Gigabyte GA-8N-SLI Quad Royal review
If we had to name the one most significant technology trend during 2005, it would be increased parallelism. Dual-core CPUs and hugely parallel graphics cards stole many of the performance headlines, while dual-card SLI (Scalable Link Interface) went mainstream and ATi launched its response with CrossFire; two was the magic number for 2005. But this year, the industry looks set to skip three and move straight onto four, with Gigabyte already managing to shoehorn four PCI Express graphics slots onto this dual-core-capable motherboard.
How the Gigabyte engineers have managed this is surprisingly straightforward, on paper at least – they’ve combined the architectures from both AMD and Intel versions of nVidia’s nForce4 chipset. The nForce4 SLI Intel Edition north bridge attaches to an AMD south bridge using the same HyperTransport bus that the AMD version uses to talk to an Athlon 64. So Gigabyte has paired these two apparently disparate north and south bridge chips together using this common interface. And, as both chips are SLI versions, each can provide two PCI Express graphics slots.
But before you rush out to buy a Quad Royal, jam in four 7800 GTX 512s and post the highest 3D scores ever, note that you can’t actually use SLI over four slots.

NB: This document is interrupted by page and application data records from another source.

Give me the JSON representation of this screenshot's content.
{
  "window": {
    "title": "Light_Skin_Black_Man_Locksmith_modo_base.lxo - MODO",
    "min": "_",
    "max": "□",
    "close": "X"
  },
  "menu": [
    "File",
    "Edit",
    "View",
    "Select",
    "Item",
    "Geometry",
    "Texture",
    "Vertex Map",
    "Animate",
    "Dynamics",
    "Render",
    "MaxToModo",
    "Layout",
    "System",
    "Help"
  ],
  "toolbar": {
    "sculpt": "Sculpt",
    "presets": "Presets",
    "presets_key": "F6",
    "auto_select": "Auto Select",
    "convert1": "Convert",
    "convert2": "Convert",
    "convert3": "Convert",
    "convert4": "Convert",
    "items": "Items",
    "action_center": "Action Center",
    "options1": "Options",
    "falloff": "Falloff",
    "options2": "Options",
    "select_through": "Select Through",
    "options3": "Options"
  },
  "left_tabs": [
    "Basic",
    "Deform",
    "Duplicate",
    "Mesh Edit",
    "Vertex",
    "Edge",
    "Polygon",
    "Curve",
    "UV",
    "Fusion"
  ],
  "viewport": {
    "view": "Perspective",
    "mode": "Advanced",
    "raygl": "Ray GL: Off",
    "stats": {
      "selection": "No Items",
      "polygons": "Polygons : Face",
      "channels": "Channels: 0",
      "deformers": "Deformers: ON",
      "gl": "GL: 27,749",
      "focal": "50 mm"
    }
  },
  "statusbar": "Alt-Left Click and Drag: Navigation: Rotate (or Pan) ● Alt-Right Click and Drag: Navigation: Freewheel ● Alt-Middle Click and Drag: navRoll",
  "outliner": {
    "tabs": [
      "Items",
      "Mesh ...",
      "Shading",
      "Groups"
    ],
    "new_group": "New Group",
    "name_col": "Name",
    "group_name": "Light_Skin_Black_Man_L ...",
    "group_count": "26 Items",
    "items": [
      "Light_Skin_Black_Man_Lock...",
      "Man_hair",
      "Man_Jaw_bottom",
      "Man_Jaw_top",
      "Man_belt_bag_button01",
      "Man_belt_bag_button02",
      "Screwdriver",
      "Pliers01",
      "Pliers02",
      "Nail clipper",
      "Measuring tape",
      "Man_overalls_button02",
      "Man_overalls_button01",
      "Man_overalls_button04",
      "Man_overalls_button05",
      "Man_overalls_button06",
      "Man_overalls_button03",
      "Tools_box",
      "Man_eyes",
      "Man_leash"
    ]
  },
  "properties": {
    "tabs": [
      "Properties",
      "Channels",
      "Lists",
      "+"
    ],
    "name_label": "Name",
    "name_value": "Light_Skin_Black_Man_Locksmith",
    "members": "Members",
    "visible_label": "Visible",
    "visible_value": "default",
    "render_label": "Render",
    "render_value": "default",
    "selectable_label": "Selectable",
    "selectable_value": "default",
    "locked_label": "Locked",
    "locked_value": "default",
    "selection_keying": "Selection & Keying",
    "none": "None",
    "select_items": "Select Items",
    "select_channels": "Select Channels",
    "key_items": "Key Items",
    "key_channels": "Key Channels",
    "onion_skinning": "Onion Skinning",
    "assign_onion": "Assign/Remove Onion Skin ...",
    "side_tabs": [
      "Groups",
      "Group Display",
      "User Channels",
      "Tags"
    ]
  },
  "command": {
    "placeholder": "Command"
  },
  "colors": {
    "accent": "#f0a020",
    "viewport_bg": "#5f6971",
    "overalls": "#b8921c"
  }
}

The first hurdle to overcome is for nVidia to actually release drivers that address more than two GPUs. There’s no technical reason why SLI can’t scale up to four GPUs or more, but two high-end cards are enough to play the newest games at their best for at least a year, so it’s unlikely it will be a high priority for either consumers or developers.
The second hurdle is that SLI bridge connectors link only two cards. This dedicated high-speed data link is the only way to shift the huge amounts of data from one GPU straight into another at acceptable speeds. The 2GB/sec HyperTransport link struggles to relay the information between two cards quickly enough now, let alone split a render load four ways to allow each GPU to communicate with any other.
It’s actually feeding an array of monitors that’s the point of this motherboard, and with four cards settled in the four slots it will give you eight monitors easily enough. And then there’s the PCI slot that could conceivably take a legacy graphics card, squeezed between slots three and four. That’s a maximum ten-screen array, gratuitous for even complex video-editing or music-creation facilities.
SLI is still viable, providing you can live with keeping it to only six screens. Use the second slot for a low-cost, dual-output card and SLI your gaming cards over the AMD chipset-governed third and fourth slots. This is the only configuration that will allow for switching between an extended Desktop and SLI without having to remove cards. The BIOS won’t let you send data to the first slot if the third and fourth share bandwidth for SLI, and SLI won’t work if a graphics card is sitting in the first slot, regardless of whether it’s actually doing anything.
We used an XFX 6600 GT for basic dual output (a much cheaper 6200 TC would work just as well) and PNY kindly loaned us two 7800 GTXs for slots three and four. When you want to switch from your massive Desktop to work in SLI, it’s then a case of turning on SLI multi-GPU rendering in the graphics driver. The monitors fed by the slave SLI card will then turn off as it devotes itself to the master card. You’ll need to ensure that the monitor on which you play games is fed by the primary output of the master SLI card too, and that it’s set as your primary monitor in Windows.